Give the number of lines below that contain "RSSI", with no other output.

****************

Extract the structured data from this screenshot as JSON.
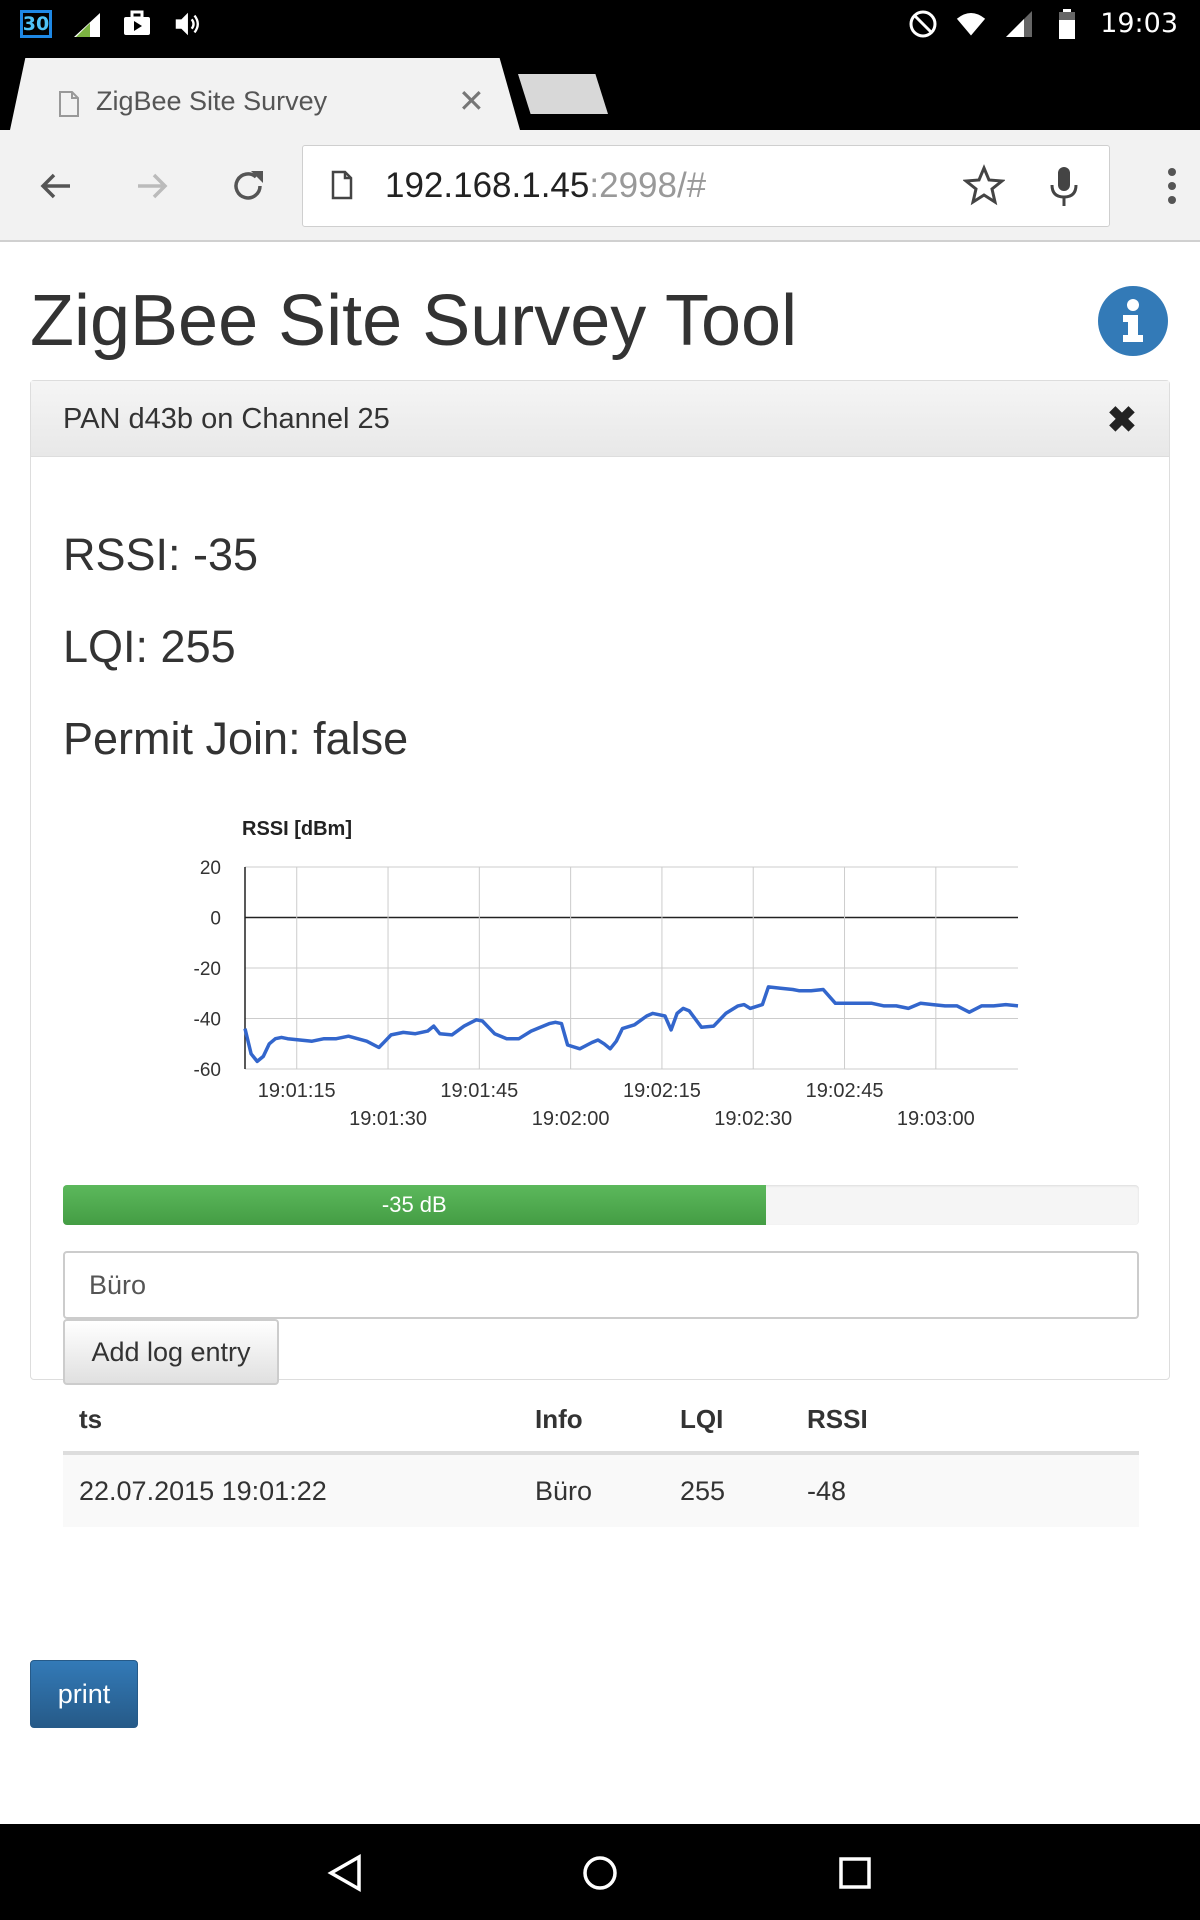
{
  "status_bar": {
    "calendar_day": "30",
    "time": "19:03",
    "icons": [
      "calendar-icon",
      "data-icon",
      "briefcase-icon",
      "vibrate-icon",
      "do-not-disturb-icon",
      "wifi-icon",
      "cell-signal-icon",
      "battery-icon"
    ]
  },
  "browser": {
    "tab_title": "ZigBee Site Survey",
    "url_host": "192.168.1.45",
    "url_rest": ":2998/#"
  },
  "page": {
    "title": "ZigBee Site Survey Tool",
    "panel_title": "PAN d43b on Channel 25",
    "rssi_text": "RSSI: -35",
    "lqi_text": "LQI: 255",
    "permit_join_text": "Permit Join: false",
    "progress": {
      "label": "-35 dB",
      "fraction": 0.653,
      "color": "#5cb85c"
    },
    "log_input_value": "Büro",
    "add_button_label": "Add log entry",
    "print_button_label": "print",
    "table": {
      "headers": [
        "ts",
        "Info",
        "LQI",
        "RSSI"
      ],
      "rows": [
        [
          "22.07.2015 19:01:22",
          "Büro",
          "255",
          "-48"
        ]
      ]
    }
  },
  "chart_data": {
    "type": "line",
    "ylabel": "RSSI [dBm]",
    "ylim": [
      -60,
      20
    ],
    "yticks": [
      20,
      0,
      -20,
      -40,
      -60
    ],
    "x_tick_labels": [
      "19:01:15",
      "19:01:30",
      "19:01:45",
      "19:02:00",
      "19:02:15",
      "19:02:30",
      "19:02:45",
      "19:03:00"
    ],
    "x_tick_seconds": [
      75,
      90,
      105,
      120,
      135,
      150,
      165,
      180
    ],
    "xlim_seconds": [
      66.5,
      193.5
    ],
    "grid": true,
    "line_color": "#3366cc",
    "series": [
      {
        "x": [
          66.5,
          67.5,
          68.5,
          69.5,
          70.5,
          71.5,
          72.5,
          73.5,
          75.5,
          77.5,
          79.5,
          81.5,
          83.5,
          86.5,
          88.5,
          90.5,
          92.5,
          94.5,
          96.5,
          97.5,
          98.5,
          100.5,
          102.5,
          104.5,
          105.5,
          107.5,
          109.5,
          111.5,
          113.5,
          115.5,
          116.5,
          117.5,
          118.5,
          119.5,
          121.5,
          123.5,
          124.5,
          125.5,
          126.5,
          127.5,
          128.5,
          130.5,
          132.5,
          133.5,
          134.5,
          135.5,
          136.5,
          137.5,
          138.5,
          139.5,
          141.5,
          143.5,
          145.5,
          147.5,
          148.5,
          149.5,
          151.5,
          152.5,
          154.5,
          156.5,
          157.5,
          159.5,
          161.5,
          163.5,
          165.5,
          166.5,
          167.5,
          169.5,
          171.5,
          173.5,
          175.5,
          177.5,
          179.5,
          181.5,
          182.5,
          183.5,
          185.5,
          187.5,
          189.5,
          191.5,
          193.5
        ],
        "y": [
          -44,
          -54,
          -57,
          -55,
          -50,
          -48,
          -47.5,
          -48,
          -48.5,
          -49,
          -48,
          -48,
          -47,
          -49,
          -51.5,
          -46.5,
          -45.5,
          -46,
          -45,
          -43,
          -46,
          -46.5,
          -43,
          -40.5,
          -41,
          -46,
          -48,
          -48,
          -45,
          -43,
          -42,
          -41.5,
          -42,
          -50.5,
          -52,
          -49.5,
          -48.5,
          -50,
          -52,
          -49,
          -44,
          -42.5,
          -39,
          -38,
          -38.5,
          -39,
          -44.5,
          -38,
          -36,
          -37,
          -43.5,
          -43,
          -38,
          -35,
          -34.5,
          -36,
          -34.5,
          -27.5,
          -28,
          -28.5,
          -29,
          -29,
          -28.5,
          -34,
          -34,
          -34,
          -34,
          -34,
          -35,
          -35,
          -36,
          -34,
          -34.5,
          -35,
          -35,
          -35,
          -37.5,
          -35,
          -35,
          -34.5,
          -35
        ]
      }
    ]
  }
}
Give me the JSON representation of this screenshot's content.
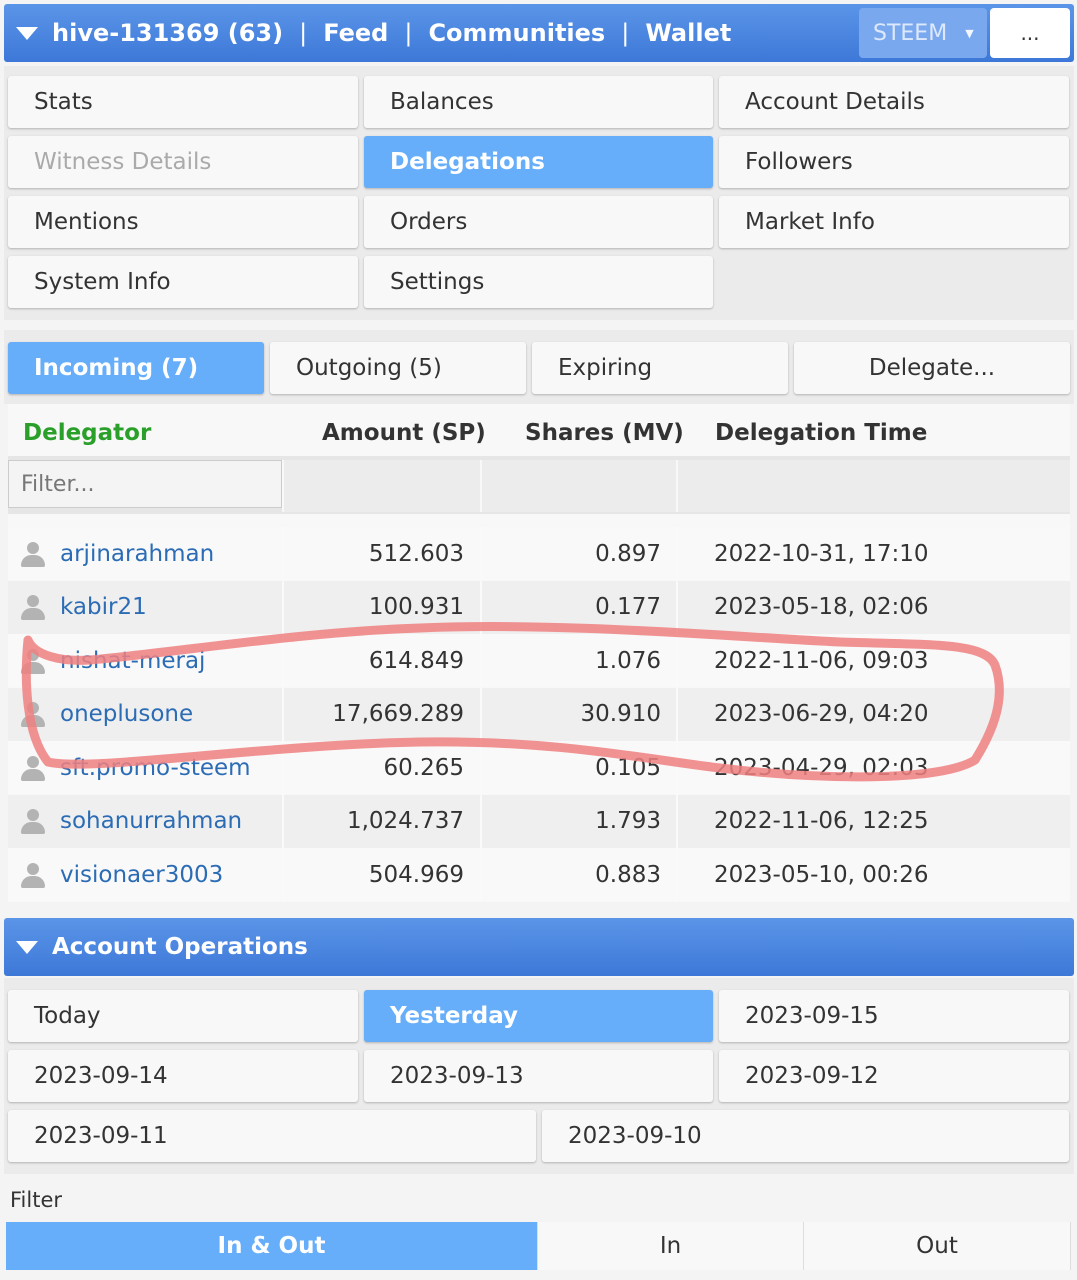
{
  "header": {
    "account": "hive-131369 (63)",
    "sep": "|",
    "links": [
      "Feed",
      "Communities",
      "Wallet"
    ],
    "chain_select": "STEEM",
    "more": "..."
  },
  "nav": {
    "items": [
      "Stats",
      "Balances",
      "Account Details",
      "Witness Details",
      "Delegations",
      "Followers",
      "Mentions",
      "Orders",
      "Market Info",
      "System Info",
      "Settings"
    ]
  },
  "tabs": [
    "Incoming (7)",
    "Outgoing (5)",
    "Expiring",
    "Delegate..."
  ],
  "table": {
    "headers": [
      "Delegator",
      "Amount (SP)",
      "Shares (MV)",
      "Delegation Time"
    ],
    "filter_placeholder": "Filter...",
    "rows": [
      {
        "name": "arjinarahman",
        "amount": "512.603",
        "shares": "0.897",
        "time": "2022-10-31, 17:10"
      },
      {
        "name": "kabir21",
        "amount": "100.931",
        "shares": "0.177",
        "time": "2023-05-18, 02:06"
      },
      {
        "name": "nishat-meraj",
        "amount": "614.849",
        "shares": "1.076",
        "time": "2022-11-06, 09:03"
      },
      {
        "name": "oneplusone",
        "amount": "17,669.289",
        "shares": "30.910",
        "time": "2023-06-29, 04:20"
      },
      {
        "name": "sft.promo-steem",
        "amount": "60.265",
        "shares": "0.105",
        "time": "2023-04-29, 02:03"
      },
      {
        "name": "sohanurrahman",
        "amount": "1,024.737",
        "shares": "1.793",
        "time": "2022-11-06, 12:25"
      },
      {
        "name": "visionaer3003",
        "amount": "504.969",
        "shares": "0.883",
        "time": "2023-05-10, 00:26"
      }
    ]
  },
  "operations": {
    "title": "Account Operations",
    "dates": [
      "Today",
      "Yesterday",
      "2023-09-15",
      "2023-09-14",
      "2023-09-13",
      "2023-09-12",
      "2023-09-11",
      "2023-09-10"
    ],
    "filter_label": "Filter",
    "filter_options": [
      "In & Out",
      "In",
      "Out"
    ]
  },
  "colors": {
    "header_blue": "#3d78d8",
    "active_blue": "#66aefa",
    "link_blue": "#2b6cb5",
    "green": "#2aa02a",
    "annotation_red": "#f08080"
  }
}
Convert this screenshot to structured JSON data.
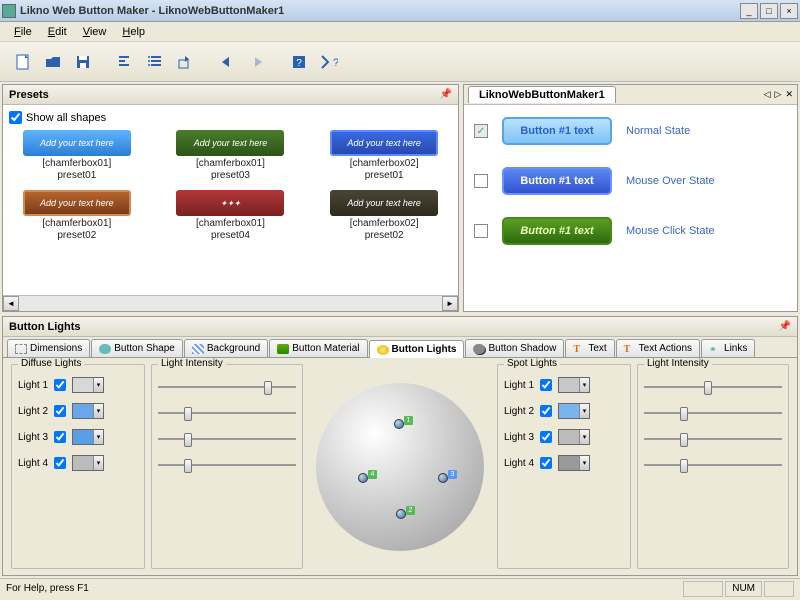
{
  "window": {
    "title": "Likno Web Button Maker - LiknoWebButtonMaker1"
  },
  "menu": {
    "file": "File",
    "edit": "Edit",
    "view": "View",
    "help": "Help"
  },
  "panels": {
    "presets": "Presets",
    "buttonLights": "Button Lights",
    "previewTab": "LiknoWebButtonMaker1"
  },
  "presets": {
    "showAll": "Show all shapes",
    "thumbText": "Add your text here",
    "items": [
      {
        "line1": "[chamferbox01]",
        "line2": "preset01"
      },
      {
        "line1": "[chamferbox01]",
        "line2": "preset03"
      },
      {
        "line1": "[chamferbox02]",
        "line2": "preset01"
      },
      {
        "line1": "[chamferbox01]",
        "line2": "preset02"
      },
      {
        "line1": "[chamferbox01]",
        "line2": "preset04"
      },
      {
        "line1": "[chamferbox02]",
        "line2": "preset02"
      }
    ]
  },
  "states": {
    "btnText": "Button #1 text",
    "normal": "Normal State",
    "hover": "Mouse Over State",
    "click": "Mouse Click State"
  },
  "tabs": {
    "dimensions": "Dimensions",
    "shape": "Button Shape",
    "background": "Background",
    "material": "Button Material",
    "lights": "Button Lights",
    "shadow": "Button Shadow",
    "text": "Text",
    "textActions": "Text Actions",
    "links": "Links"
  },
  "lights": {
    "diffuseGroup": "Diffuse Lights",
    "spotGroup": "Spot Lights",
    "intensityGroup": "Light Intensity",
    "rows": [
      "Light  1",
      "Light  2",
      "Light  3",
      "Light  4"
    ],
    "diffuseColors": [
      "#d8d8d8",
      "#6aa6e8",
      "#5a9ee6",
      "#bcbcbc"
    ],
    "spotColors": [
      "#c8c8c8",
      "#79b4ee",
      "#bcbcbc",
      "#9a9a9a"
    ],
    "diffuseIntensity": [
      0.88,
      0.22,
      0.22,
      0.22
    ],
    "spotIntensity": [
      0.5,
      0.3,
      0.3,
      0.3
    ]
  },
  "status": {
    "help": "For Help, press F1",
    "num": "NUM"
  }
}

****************

Answer section: 3